J Agric Food Chem. 2002 Dec 4;50(25):7477-81.

Incidence, level, and behavior of aflatoxins during coffee bean roasting and decaffeination.

Soliman KM.

Source

Food Toxicology and Contaminants Department, National Research Center, Dokki, Cairo, Egypt.

Abstract

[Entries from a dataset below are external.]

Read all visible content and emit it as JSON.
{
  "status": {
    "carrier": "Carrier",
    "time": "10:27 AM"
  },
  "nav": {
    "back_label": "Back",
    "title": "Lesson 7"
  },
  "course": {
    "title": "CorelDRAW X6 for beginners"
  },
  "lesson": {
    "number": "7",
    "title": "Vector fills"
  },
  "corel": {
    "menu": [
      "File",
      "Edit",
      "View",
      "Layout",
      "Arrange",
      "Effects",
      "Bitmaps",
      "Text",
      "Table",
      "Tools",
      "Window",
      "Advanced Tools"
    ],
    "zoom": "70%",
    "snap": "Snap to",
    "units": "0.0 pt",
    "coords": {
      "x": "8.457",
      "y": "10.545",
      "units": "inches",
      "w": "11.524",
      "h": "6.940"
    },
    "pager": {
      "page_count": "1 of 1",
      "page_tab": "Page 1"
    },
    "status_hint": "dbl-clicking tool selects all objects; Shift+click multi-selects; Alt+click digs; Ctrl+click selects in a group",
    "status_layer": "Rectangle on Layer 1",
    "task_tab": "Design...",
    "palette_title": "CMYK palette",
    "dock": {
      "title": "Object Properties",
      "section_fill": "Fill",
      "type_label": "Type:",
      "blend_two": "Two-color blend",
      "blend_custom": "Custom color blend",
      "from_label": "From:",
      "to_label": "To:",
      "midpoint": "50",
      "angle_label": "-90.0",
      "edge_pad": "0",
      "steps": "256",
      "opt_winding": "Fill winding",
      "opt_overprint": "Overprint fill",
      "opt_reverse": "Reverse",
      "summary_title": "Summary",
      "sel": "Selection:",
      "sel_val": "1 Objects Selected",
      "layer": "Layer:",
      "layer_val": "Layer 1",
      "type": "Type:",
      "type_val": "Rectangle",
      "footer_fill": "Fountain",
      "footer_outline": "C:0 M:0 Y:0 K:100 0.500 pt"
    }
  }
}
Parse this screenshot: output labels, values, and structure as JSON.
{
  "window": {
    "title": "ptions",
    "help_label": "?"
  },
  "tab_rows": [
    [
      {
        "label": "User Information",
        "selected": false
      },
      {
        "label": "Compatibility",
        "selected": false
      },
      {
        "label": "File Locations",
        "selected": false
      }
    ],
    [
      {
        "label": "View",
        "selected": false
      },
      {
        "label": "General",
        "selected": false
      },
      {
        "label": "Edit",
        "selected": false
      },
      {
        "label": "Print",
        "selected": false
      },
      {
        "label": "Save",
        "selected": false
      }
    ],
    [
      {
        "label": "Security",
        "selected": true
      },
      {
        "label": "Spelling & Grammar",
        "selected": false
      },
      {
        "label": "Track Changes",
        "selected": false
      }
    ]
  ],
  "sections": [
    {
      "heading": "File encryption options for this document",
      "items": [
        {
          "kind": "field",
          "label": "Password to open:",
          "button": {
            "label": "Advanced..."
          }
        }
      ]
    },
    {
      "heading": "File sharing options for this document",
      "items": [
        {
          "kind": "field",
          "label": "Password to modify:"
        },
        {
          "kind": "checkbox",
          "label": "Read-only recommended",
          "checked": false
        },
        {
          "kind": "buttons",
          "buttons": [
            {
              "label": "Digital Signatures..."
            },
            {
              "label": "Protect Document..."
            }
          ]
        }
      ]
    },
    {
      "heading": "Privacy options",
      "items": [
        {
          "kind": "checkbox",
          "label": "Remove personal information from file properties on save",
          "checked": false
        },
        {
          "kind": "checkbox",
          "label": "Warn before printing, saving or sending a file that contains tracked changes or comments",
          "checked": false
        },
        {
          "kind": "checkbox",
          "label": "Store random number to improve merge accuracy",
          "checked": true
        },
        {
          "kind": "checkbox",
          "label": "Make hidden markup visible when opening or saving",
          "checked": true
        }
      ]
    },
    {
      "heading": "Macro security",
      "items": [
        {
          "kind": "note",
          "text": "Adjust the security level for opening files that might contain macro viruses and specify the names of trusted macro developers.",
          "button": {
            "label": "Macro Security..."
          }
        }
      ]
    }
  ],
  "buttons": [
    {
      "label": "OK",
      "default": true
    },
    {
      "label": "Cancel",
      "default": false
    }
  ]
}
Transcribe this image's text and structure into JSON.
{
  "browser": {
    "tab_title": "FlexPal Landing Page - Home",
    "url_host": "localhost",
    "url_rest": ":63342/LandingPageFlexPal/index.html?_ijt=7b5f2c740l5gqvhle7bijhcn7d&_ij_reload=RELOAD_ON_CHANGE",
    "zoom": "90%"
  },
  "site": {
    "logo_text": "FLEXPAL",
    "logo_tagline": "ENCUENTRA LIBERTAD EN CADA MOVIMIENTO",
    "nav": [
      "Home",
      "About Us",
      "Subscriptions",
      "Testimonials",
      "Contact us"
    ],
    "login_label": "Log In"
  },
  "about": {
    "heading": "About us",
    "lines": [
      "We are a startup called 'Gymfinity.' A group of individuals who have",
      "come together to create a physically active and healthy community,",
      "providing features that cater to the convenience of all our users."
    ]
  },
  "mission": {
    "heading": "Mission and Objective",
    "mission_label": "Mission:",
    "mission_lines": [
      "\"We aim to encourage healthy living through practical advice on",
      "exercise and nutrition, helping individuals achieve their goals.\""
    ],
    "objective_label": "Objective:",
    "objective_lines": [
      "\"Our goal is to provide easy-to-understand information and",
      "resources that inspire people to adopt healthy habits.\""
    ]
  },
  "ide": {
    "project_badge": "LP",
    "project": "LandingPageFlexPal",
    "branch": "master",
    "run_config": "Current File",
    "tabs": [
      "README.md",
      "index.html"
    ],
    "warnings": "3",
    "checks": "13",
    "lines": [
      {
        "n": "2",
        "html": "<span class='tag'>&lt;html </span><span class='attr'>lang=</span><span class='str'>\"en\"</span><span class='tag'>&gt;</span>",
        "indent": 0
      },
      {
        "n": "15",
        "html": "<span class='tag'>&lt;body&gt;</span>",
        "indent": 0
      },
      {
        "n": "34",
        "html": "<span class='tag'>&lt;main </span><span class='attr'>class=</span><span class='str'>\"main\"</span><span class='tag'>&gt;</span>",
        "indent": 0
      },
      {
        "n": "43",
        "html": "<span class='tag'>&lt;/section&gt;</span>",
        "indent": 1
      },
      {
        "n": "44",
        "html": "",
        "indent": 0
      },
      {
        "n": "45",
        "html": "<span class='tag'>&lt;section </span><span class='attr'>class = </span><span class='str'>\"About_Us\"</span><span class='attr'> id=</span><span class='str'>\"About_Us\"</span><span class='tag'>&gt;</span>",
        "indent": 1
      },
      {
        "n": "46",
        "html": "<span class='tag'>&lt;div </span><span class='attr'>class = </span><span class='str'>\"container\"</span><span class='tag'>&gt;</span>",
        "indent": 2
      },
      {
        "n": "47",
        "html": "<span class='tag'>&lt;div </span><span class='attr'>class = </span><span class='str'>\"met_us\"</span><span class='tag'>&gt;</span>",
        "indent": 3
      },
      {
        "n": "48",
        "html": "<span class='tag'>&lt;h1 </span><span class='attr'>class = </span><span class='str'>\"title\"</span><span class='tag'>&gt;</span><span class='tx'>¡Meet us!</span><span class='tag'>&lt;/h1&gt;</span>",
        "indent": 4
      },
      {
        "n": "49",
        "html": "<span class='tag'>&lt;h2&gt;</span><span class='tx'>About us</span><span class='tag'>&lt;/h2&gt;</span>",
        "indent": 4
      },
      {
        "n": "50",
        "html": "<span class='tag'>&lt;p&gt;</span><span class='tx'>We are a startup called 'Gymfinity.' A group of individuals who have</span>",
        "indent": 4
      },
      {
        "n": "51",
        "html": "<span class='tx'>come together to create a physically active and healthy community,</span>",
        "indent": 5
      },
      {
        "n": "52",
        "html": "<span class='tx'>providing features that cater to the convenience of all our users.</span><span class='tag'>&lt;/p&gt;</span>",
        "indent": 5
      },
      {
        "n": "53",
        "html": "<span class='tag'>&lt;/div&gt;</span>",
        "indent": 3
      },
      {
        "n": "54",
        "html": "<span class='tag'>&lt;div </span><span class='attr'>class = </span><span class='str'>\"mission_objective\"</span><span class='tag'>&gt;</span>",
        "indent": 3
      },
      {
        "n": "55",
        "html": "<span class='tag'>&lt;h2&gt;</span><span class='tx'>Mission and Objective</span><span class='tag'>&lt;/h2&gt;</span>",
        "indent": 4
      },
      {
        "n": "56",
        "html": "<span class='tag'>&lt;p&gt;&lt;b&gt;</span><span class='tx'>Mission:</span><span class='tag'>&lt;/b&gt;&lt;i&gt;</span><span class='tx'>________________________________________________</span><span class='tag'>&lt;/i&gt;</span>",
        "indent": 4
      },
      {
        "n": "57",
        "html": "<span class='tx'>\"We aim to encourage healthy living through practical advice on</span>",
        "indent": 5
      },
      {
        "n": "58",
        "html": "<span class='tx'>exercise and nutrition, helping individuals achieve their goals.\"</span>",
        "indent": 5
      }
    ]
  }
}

Screening for aflatoxins (Afs), isolation and identification of Aspergillus flavus, and the effect of decaffeination and roasting on the level of contamination in coffee beans are studied. The percent frequency of A. flavus ranged between 4 and 80% in green coffee beans (GCB), whereas in ground roasted coffee beans (GRCB), it ranged between 1 and 71%. Aflatoxins were detected in 76.5 and 54.6% of the infected samples with averages of 4.28 and 2.85 microg/kg of GCB and GRCB, respectively. Roasting was demonstrated to lower the concentration of Afs in GCB. The Afs levels were reduced by approximately 42.2-55.9% depending on the type and temperature of roasting. The highest yields of Afs were detected in the decaffeinated green coffee beans (24.29 microg/kg) and roasted coffee beans (16.00 microg/kg). The growth of A. flavus in liquid medium containing 1 or 2% caffeine was reduced by 50%, and the level of aflatoxin in the medium was undetectable.


RE: Carcinogenic properties of coffee. - James - 07-15-2012 12:30 PM

J Agric Food Chem. 2007 Nov 14;55(23):9719-26. Epub 2007 Oct 18.

Effect of roasting conditions on the polycyclic aromatic hydrocarbon content in ground Arabica coffee and coffee brew.

Houessou JK, Maloug S, Leveque AS, Delteil C, Heyd B, Camel V.

Source

AgroParisTech, UMR AgroParisTech/INRA 214 IAQA, 16 Rue Claude Bernard, 75231 Paris cedex 05, France.

Abstract

Roasting is a critical process in coffee production as it enables the development of flavor and aroma. At the same time, roasting may lead to the formation of nondesirable compounds, such as polycyclic aromatic hydrocarbons (PAHs). In this study, Arabica green coffee beans from Cuba were roasted under controlled conditions to monitor PAH formation during the roasting process. Roasting was performed in a pilot spouted bed roaster, with the inlet air temperature varying from 180 to 260 degrees C, using both dark (20 min) and light (5 min) roasting conditions. Several PAHs were determined in both roasted coffee samples and green coffee samples. Also, coffee brews, obtained using an electric coffee maker, were analyzed for final estimation of PAH transfer coefficients to the infusion. Formation of phenanthrene, anthracene, and benzo[a]anthracene in coffee beans was observed at temperatures above 220 degrees C, whereas formation of pyrene and chrysene required 260 degrees C. Low levels of benzo[g,h,i]perylene were also noted for dark roasting under 260 degrees C, with simultaneous partial degradation of three-cycle PAHs, suggesting that transformation of low molecular PAHs to high molecular PAHs occurs as the roasting degree is increased. The PAH transfer to the infusion was quite moderate (<35%), with a slightly lower extractability for dark-roasted coffee as compared to light-roasted coffee.


RE: Carcinogenic properties of coffee. - James - 07-15-2012 12:34 PM

Polycyclic aromatic hydrocarbons and cancer in man.

http://www.ncbi.nlm.nih.gov/pmc/articles/PMC1469515/